Your task is to filter the data below down to the lines holding "value".

##### Raw data

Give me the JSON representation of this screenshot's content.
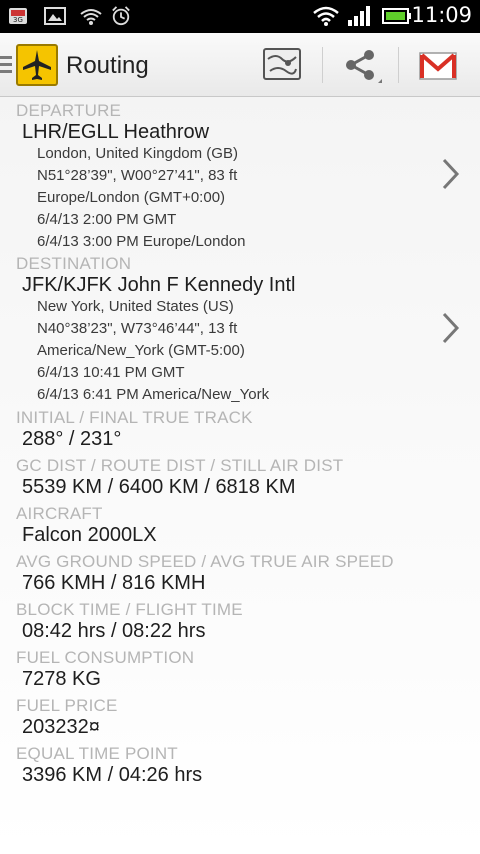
{
  "status_bar": {
    "time": "11:09",
    "icons": [
      "3g-icon",
      "gallery-icon",
      "wifi-call-icon",
      "alarm-icon",
      "wifi-icon",
      "signal-icon",
      "battery-icon"
    ]
  },
  "action_bar": {
    "title": "Routing",
    "buttons": [
      "map-icon",
      "share-icon",
      "gmail-icon"
    ]
  },
  "departure": {
    "label": "DEPARTURE",
    "airport": "LHR/EGLL Heathrow",
    "location": "London, United Kingdom (GB)",
    "coords": "N51°28’39\", W00°27’41\", 83 ft",
    "timezone": "Europe/London (GMT+0:00)",
    "time_gmt": "6/4/13 2:00 PM GMT",
    "time_local": "6/4/13 3:00 PM Europe/London"
  },
  "destination": {
    "label": "DESTINATION",
    "airport": "JFK/KJFK John F Kennedy Intl",
    "location": "New York, United States (US)",
    "coords": "N40°38’23\", W73°46’44\", 13 ft",
    "timezone": "America/New_York (GMT-5:00)",
    "time_gmt": "6/4/13 10:41 PM GMT",
    "time_local": "6/4/13 6:41 PM America/New_York"
  },
  "track": {
    "label": "INITIAL / FINAL TRUE TRACK",
    "value": "288° / 231°"
  },
  "distance": {
    "label": "GC DIST / ROUTE DIST / STILL AIR DIST",
    "value": "5539 KM / 6400 KM / 6818 KM"
  },
  "aircraft": {
    "label": "AIRCRAFT",
    "value": "Falcon 2000LX"
  },
  "speed": {
    "label": "AVG GROUND SPEED / AVG TRUE AIR SPEED",
    "value": "766 KMH / 816 KMH"
  },
  "block_time": {
    "label": "BLOCK TIME / FLIGHT TIME",
    "value": "08:42 hrs / 08:22 hrs"
  },
  "fuel_consumption": {
    "label": "FUEL CONSUMPTION",
    "value": "7278 KG"
  },
  "fuel_price": {
    "label": "FUEL PRICE",
    "value": "203232¤"
  },
  "etp": {
    "label": "EQUAL TIME POINT",
    "value": "3396 KM / 04:26 hrs"
  },
  "colors": {
    "accent": "#f5c400",
    "label_gray": "#b5b5b5",
    "gmail_red": "#d93025"
  }
}
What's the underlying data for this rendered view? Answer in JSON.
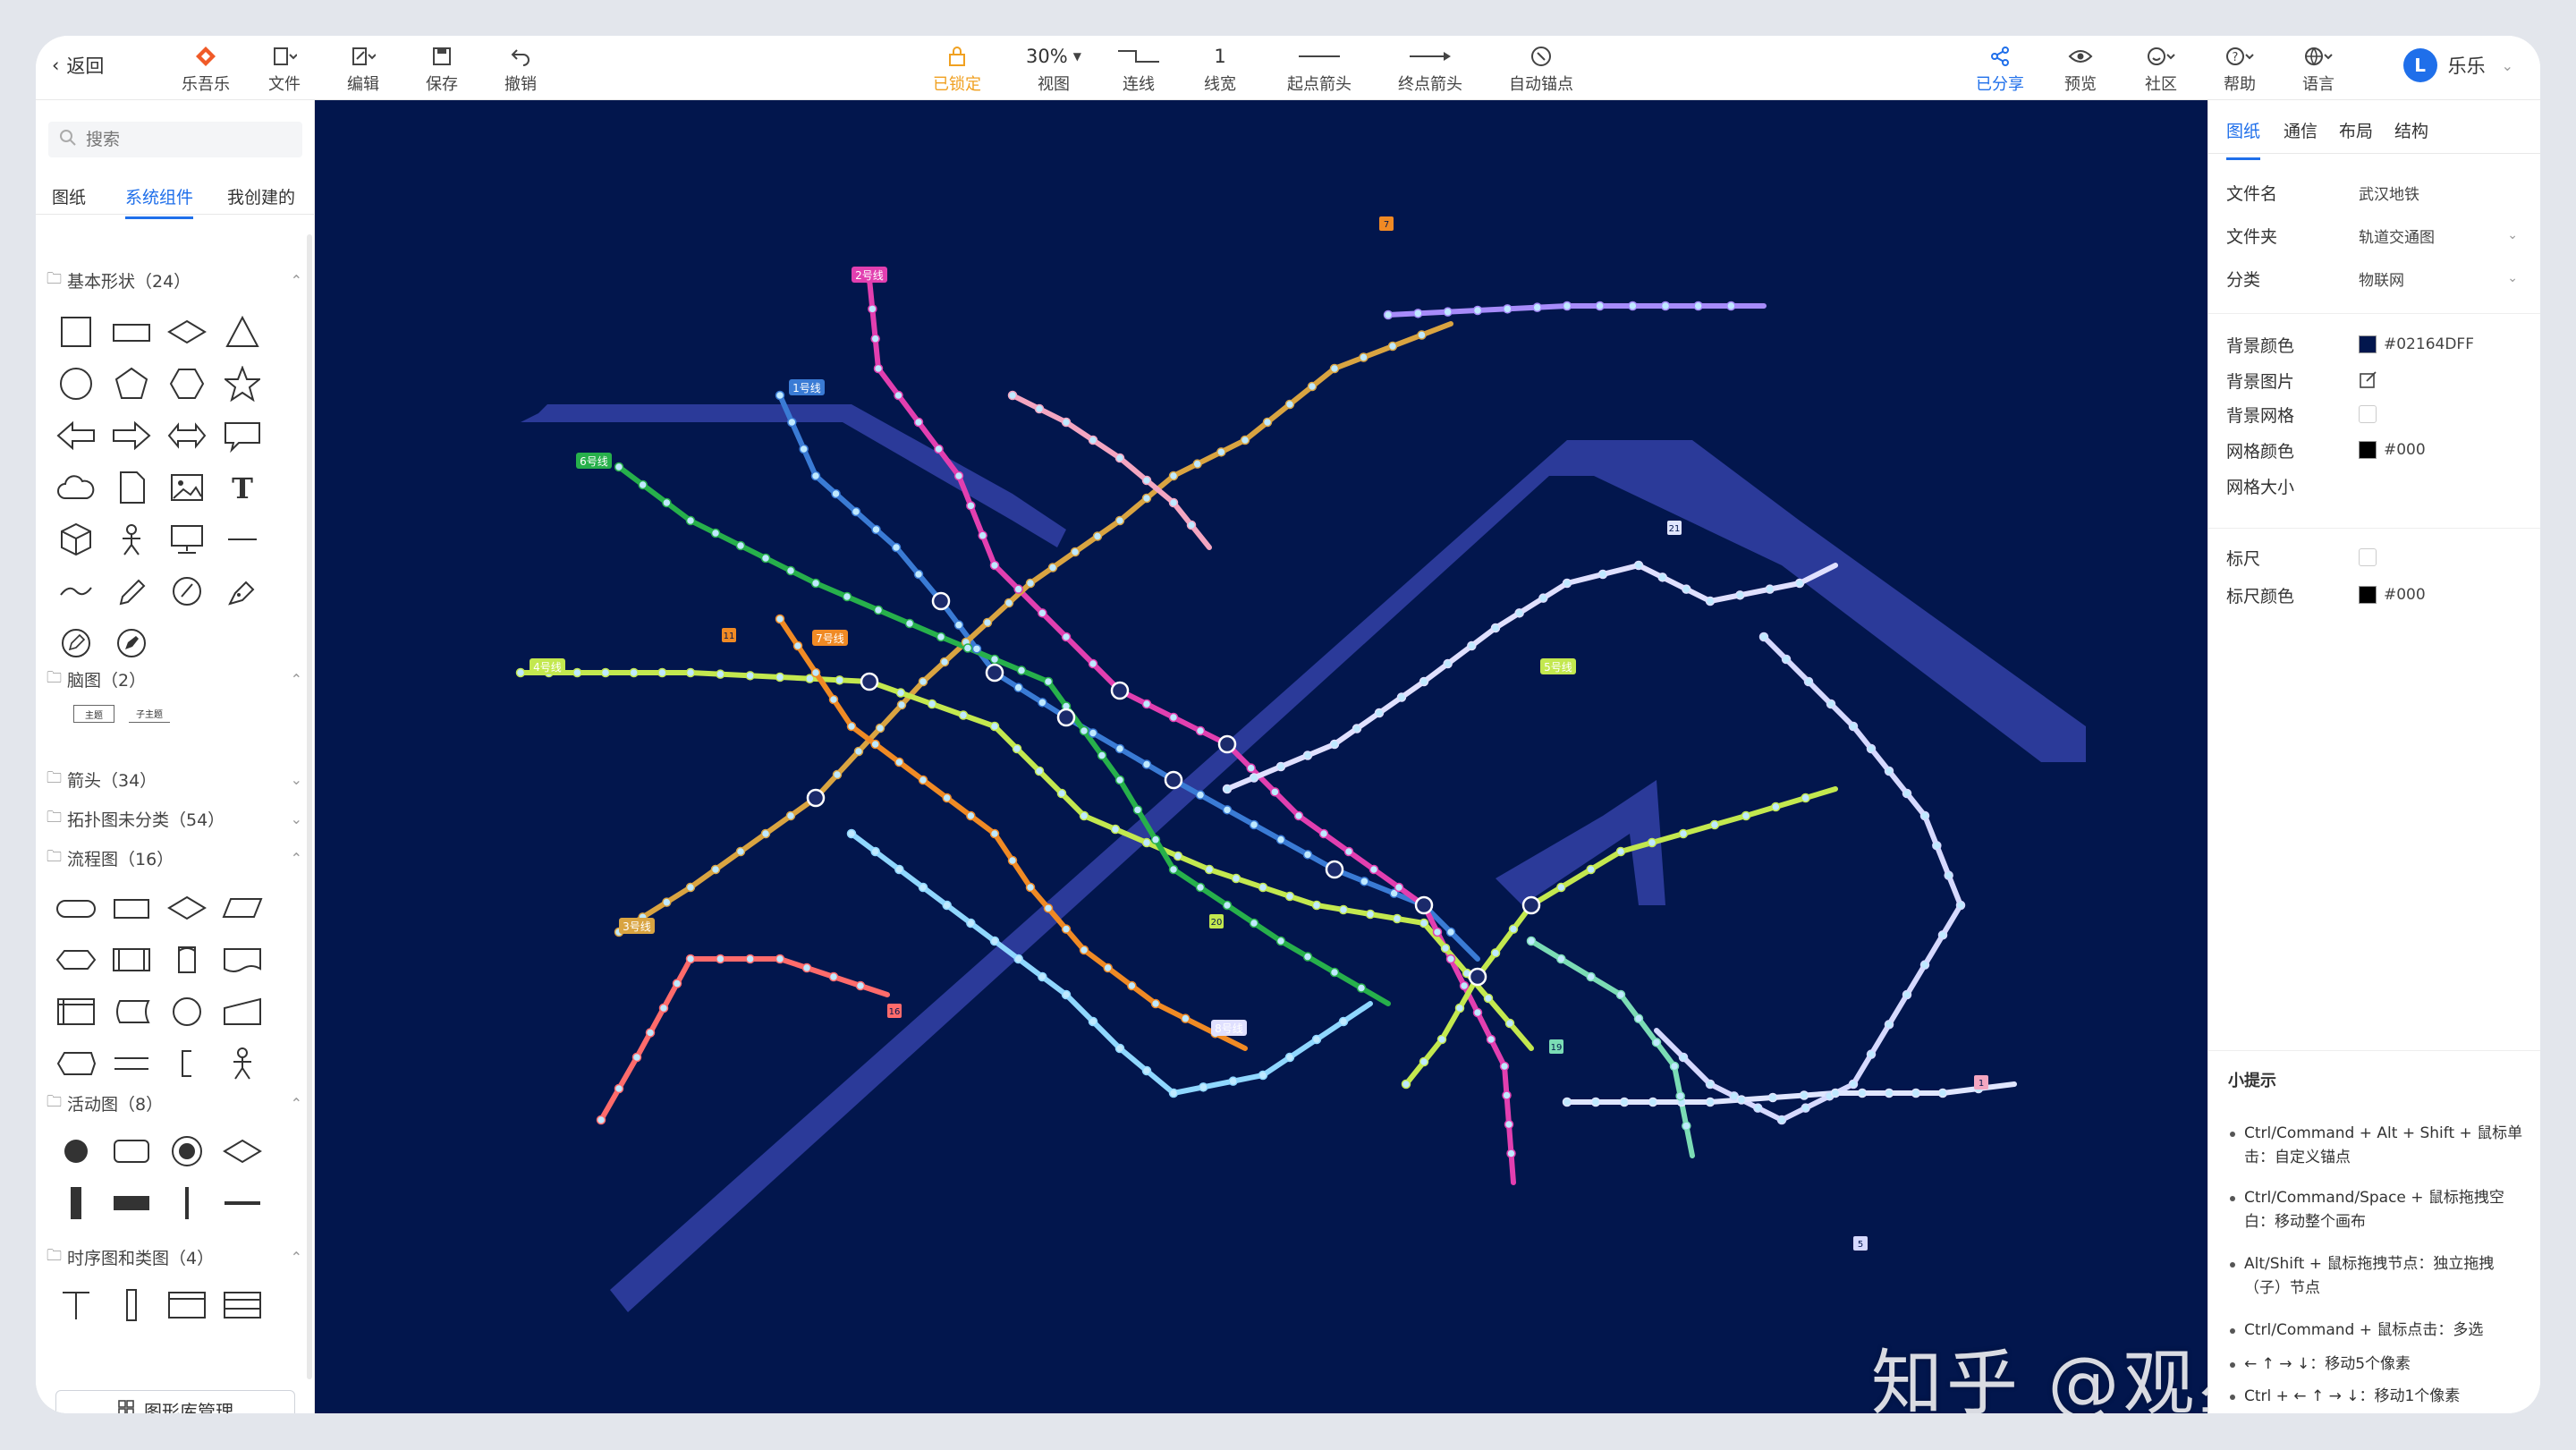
{
  "toolbar": {
    "back_label": "返回",
    "items": [
      {
        "key": "app",
        "label": "乐吾乐",
        "icon": "logo-icon"
      },
      {
        "key": "file",
        "label": "文件",
        "icon": "file-icon"
      },
      {
        "key": "edit",
        "label": "编辑",
        "icon": "edit-icon"
      },
      {
        "key": "save",
        "label": "保存",
        "icon": "save-icon"
      },
      {
        "key": "undo",
        "label": "撤销",
        "icon": "undo-icon"
      },
      {
        "key": "lock",
        "label": "已锁定",
        "icon": "lock-icon"
      },
      {
        "key": "view",
        "label": "视图",
        "value": "30%",
        "icon": "zoom-icon"
      },
      {
        "key": "connector",
        "label": "连线",
        "icon": "connector-icon"
      },
      {
        "key": "linewidth",
        "label": "线宽",
        "value": "1",
        "icon": "line-width-icon"
      },
      {
        "key": "start_arrow",
        "label": "起点箭头",
        "icon": "start-arrow-icon"
      },
      {
        "key": "end_arrow",
        "label": "终点箭头",
        "icon": "end-arrow-icon"
      },
      {
        "key": "auto_anchor",
        "label": "自动锚点",
        "icon": "anchor-icon"
      },
      {
        "key": "share",
        "label": "已分享",
        "icon": "share-icon"
      },
      {
        "key": "preview",
        "label": "预览",
        "icon": "eye-icon"
      },
      {
        "key": "community",
        "label": "社区",
        "icon": "community-icon"
      },
      {
        "key": "help",
        "label": "帮助",
        "icon": "help-icon"
      },
      {
        "key": "language",
        "label": "语言",
        "icon": "globe-icon"
      }
    ],
    "user": {
      "initial": "L",
      "name": "乐乐"
    },
    "accent": "#1f6fea",
    "lock_color": "#f0a020"
  },
  "left_panel": {
    "search_placeholder": "搜索",
    "tabs": [
      "图纸",
      "系统组件",
      "我创建的"
    ],
    "active_tab": "系统组件",
    "groups": [
      {
        "name": "基本形状（24）",
        "expanded": true
      },
      {
        "name": "脑图（2）",
        "expanded": true,
        "items": [
          "主题",
          "子主题"
        ]
      },
      {
        "name": "箭头（34）",
        "expanded": false
      },
      {
        "name": "拓扑图未分类（54）",
        "expanded": false
      },
      {
        "name": "流程图（16）",
        "expanded": true
      },
      {
        "name": "活动图（8）",
        "expanded": true
      },
      {
        "name": "时序图和类图（4）",
        "expanded": true
      }
    ],
    "library_button": "图形库管理"
  },
  "canvas": {
    "background": "#02164D",
    "river_color": "#2b3a99",
    "line_labels": [
      {
        "text": "1号线",
        "color": "#3a7bd5"
      },
      {
        "text": "2号线",
        "color": "#e23fb0"
      },
      {
        "text": "3号线",
        "color": "#d9a441"
      },
      {
        "text": "4号线",
        "color": "#c3e84f"
      },
      {
        "text": "5号线",
        "color": "#c3e84f"
      },
      {
        "text": "6号线",
        "color": "#27b04b"
      },
      {
        "text": "7号线",
        "color": "#f08a24"
      },
      {
        "text": "8号线",
        "color": "#e0e0ff"
      }
    ],
    "station_badges": [
      "7",
      "11",
      "16",
      "19",
      "20",
      "21",
      "1",
      "5"
    ]
  },
  "right_panel": {
    "tabs": [
      "图纸",
      "通信",
      "布局",
      "结构"
    ],
    "active_tab": "图纸",
    "file_name_label": "文件名",
    "file_name": "武汉地铁",
    "folder_label": "文件夹",
    "folder": "轨道交通图",
    "category_label": "分类",
    "category": "物联网",
    "bg_color_label": "背景颜色",
    "bg_color": "#02164DFF",
    "bg_image_label": "背景图片",
    "bg_grid_label": "背景网格",
    "grid_color_label": "网格颜色",
    "grid_color": "#000",
    "grid_size_label": "网格大小",
    "ruler_label": "标尺",
    "ruler_color_label": "标尺颜色",
    "ruler_color": "#000",
    "tips_title": "小提示",
    "tips": [
      "Ctrl/Command + Alt + Shift + 鼠标单击：自定义锚点",
      "Ctrl/Command/Space + 鼠标拖拽空白：移动整个画布",
      "Alt/Shift + 鼠标拖拽节点：独立拖拽（子）节点",
      "Ctrl/Command + 鼠标点击：多选",
      "← ↑ → ↓：移动5个像素",
      "Ctrl + ← ↑ → ↓：移动1个像素"
    ]
  },
  "watermark": "知乎 @观星"
}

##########

--- Output of the task ---
    "value": "288° / 231°"
    "value": "5539 KM / 6400 KM / 6818 KM"
    "value": "Falcon 2000LX"
    "value": "766 KMH / 816 KMH"
    "value": "08:42 hrs / 08:22 hrs"
    "value": "7278 KG"
    "value": "203232¤"
    "value": "3396 KM / 04:26 hrs"
        "value": "30%",
        "value": "1",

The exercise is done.